--- Dataset ---
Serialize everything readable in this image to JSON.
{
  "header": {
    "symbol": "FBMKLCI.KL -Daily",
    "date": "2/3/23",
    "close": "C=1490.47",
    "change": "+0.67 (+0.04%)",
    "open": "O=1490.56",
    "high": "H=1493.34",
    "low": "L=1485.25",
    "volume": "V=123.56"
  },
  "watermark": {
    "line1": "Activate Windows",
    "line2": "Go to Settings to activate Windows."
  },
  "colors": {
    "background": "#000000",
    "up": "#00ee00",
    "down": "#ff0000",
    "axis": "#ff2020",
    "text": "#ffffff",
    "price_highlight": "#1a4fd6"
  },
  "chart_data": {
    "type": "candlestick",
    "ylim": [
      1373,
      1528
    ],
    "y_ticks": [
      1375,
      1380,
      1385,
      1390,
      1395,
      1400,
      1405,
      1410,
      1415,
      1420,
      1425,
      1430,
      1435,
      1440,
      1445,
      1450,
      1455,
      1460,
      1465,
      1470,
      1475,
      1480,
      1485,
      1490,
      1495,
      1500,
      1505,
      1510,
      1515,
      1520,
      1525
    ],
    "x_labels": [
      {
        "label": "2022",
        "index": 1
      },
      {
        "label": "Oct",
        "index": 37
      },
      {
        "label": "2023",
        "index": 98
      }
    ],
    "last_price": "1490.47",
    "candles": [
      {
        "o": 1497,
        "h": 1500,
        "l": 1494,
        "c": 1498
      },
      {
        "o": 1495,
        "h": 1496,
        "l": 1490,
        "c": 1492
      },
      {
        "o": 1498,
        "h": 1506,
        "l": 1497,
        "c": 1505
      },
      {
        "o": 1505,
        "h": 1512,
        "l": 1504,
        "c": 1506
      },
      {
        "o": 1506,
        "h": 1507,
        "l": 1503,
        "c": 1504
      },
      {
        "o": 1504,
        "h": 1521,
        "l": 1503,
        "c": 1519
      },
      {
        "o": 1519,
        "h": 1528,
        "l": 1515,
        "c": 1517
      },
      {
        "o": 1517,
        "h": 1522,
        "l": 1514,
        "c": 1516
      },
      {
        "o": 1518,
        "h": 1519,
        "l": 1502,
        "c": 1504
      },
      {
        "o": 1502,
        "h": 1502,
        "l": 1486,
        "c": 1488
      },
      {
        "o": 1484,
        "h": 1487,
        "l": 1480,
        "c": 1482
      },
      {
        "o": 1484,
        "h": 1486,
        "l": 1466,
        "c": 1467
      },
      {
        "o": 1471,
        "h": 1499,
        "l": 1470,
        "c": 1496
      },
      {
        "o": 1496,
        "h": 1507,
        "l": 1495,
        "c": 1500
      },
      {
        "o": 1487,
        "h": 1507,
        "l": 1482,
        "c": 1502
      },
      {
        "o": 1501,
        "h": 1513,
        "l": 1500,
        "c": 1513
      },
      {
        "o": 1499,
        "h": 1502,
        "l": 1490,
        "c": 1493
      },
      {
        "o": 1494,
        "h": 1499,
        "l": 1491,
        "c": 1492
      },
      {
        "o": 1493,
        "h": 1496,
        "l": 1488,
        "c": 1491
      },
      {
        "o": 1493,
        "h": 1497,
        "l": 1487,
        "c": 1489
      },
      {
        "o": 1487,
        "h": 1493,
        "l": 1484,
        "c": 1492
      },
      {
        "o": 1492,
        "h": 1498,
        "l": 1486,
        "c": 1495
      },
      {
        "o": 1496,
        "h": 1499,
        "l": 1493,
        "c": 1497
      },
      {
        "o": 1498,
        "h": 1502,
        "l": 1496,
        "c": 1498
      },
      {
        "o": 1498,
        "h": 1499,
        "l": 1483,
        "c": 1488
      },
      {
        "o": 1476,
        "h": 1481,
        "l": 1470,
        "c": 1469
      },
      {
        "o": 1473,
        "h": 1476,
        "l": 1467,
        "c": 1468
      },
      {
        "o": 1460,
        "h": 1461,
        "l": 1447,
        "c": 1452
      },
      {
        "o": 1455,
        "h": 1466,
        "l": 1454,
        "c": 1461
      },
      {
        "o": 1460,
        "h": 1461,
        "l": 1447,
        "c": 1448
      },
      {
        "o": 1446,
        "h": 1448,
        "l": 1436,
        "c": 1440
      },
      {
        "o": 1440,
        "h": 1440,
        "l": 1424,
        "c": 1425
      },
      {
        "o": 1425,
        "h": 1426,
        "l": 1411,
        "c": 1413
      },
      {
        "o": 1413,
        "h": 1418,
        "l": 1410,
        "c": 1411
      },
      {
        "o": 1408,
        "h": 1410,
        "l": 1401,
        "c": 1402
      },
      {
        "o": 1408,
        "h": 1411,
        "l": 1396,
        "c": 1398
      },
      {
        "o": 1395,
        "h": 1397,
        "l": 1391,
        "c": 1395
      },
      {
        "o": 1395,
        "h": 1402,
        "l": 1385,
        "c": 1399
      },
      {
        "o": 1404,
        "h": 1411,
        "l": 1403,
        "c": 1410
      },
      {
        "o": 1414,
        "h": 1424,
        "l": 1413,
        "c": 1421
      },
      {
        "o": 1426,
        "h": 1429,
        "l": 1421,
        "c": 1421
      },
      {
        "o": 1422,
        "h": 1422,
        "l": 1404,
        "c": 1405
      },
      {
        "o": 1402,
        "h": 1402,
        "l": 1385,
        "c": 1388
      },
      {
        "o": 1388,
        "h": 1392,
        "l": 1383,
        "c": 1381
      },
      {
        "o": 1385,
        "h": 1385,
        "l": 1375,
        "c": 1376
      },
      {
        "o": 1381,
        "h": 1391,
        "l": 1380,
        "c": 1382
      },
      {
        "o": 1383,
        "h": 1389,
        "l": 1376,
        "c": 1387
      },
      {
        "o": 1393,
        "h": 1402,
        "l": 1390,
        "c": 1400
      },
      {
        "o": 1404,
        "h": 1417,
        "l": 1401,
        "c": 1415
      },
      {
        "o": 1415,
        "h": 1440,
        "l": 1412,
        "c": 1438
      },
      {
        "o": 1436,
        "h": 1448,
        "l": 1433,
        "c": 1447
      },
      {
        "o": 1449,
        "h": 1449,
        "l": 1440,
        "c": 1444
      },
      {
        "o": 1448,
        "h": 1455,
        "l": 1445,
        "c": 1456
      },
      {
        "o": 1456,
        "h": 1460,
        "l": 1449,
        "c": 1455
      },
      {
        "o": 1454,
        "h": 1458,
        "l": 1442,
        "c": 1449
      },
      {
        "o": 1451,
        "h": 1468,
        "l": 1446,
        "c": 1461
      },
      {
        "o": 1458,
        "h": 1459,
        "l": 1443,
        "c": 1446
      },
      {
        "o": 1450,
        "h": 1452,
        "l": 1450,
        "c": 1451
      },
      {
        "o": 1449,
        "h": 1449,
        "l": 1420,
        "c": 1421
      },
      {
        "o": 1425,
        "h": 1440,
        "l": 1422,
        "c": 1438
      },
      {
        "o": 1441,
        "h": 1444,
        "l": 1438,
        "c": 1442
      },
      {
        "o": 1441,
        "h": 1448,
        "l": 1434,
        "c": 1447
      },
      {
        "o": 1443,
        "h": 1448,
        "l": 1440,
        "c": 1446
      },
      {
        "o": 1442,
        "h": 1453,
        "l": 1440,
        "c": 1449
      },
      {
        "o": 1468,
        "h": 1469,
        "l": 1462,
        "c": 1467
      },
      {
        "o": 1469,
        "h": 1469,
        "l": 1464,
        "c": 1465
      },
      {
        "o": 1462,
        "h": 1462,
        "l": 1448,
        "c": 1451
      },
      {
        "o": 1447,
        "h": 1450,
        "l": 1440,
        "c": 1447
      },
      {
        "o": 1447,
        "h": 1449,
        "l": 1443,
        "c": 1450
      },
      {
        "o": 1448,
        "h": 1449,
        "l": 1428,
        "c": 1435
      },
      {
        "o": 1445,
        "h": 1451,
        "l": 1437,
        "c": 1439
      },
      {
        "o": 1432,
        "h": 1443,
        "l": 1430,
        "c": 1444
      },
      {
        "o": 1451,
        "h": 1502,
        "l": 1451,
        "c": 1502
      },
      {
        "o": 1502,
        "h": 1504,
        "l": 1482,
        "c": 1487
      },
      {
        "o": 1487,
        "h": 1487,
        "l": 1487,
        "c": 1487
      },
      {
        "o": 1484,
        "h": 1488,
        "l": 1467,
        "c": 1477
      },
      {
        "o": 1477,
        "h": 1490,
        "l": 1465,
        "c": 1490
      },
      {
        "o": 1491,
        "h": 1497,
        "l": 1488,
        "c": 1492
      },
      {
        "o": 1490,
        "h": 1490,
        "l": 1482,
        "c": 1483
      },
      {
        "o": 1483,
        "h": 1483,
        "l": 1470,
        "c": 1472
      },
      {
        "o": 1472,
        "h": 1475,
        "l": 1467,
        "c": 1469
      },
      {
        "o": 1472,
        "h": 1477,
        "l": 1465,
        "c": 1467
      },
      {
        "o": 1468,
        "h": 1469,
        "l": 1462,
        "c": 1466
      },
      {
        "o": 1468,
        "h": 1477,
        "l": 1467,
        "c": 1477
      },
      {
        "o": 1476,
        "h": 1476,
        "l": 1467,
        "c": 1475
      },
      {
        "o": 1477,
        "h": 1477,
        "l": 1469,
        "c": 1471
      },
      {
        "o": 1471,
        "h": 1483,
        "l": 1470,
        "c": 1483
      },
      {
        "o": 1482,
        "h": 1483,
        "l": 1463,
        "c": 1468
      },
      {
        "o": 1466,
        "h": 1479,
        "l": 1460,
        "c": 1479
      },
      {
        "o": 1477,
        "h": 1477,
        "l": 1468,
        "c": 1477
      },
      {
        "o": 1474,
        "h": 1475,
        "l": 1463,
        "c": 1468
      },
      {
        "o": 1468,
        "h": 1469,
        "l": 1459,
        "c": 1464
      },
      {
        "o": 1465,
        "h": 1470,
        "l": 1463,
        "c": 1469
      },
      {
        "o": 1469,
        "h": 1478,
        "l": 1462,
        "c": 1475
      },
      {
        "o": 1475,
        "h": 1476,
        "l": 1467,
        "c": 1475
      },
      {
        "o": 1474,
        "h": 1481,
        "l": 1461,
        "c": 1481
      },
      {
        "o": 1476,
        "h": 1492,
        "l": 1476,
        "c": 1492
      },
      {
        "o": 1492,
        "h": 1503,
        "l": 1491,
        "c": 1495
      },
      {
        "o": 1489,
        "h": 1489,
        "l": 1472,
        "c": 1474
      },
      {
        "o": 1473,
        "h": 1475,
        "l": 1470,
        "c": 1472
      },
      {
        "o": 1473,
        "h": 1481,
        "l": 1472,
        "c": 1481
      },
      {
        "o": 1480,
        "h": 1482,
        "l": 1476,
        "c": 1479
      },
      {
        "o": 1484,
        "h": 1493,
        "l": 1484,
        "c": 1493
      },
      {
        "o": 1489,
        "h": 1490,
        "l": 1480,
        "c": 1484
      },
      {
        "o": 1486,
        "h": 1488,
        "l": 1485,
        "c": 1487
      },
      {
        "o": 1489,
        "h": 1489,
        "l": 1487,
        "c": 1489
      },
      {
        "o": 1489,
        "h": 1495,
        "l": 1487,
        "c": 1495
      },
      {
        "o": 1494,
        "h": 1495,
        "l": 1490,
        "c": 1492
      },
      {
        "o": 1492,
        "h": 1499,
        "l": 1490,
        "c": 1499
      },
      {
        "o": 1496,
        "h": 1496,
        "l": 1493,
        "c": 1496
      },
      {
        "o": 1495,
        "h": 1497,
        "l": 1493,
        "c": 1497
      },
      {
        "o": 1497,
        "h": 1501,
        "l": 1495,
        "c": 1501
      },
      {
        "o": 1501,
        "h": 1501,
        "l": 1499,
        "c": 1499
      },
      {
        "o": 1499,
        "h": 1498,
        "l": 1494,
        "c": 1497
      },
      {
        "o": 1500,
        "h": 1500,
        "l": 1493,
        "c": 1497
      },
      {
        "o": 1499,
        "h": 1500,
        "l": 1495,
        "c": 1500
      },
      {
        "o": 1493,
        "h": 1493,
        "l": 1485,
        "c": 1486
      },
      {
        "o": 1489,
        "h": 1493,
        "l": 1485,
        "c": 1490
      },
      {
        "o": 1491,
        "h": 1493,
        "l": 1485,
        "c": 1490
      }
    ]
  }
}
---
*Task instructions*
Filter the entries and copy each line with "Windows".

*The answer*
    "line1": "Activate Windows",
    "line2": "Go to Settings to activate Windows."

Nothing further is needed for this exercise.